P&G Drops Numerous ProductsWow. Here is a quick hit that waited until most marketers left their office for the weekend. According to this New York Times story, one of the world's largest consumer products companies, Procter & Gamble, is making a radical decision to eliminate more than half of its brands. As the story notes, P&G plans to eliminate over 100 low-performing brands while retaining the 80 best performers. As the story notes, the brands P&G will retain represent 85% of the firm's profits and 90% of sales. Which brands are to be pushed out is not identified. However, it appears the firm's leadership is looking to sell off the brands instead of simply discontinuing them.

Obviously this is major news in consumer marketing. A decision of this magnitude is rare. Besides the number of brands affected, the number of employees who will lose their jobs may be significant, though an acquiring company will likely try to keep some workers associated with the brands they purchase.

The move to consolidate is almost certainly a trend we will see continue within many other industries.  Certainly, for marketers of leading consumers firms this could be a long weekend since, come Monday morning, they may be summoned to the CEO's office and told to evaluate their company's product portfolio to determine whether product consolidation is something they should also be doing.

Marketers love assigning names to explain segments of the population. For instance, back in the 1970s marketing research firm Claritas (now part of Nielsen) introduced a naming system for identifying lifestyle segments. Called PRIZM, their method created segments using demographic data (e.g., income, age, geographic location, ethnicity, etc.) which was then matched with certain behavioral information (e.g., activities, purchase behavior, political leaning, etc.).

One reason marketers like assigning names to segments is that it makes it very easy to explain their primary target market when talking to non-marketers, including those in their own company. Instead of saying their target market consists of wealthy, suburban living customers between the age of 45 and 64 who are college educated and have children at home, it is much easier to assign a label to this segment by saying their market are the Blue Bloods.

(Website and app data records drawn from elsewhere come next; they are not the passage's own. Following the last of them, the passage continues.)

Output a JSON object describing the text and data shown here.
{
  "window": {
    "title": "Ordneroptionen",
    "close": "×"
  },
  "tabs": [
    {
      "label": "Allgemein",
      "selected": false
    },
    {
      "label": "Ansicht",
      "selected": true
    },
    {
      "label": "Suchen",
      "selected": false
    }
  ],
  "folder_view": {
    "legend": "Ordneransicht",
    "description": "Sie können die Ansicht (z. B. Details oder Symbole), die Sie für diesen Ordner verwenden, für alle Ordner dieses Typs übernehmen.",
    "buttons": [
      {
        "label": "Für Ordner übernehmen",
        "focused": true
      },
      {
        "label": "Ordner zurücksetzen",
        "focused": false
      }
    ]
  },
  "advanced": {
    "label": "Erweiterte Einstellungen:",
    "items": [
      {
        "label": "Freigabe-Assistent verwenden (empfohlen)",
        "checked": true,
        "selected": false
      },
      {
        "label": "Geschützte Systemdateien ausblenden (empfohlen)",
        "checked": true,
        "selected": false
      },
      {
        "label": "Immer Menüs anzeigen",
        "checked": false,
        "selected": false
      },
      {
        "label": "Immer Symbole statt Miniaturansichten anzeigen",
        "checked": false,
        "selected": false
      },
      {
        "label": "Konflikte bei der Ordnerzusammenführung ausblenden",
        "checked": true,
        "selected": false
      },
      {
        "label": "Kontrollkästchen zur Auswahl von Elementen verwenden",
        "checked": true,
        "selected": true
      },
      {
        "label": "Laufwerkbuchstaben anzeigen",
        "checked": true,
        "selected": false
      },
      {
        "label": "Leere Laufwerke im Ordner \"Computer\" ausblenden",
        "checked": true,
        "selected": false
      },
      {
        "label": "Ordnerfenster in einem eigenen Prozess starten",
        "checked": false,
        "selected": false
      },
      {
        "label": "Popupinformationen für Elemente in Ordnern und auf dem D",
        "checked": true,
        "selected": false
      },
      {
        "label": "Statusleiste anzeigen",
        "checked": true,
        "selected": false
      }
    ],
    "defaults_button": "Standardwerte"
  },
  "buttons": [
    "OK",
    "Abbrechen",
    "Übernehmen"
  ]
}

While the approach used by PRIZM and other segmentation models takes into account several variables, another way of classifying groups is more simplistic and considers only a few segmentation dimensions. One of the most popular is based on generational data, specifically on when someone was born. Examples are fairly well known and include Baby Boomers (those born between the mid-1940s and the mid-1960s), Generation X (born between the mid-1960s and the mid-1980s) and Millennials (born between the mid-1980s and early 2000s). These groups are labeled as generational as these are often viewed as being born during the time when the previous generational group has children.

However, it is important to note that creating these demographic categories and names is not set in stone. In fact, the labels and time span become accepted only because these are picked up by mainstream media based on work from a popular writer/researcher who coined the term. So it is with some reservation that we discuss what may be the newest generational label: Generation Z. The Gen Z group represents consumers born after the mid-1990s. According to this story in Shopper Marketing, this group possesses certain traits that set them apart from previous generations with the most notable being that they are the first generation to have always been exposed to the Internet. The impact this group may have on consumer purchasing is discussed in the story.

Over time, it remains to be seen what label is eventually bestowed on this population cohort. What will also be interesting is what name is given to the generation that follows Gen Z since we have reached the end of the generation-naming alphabet.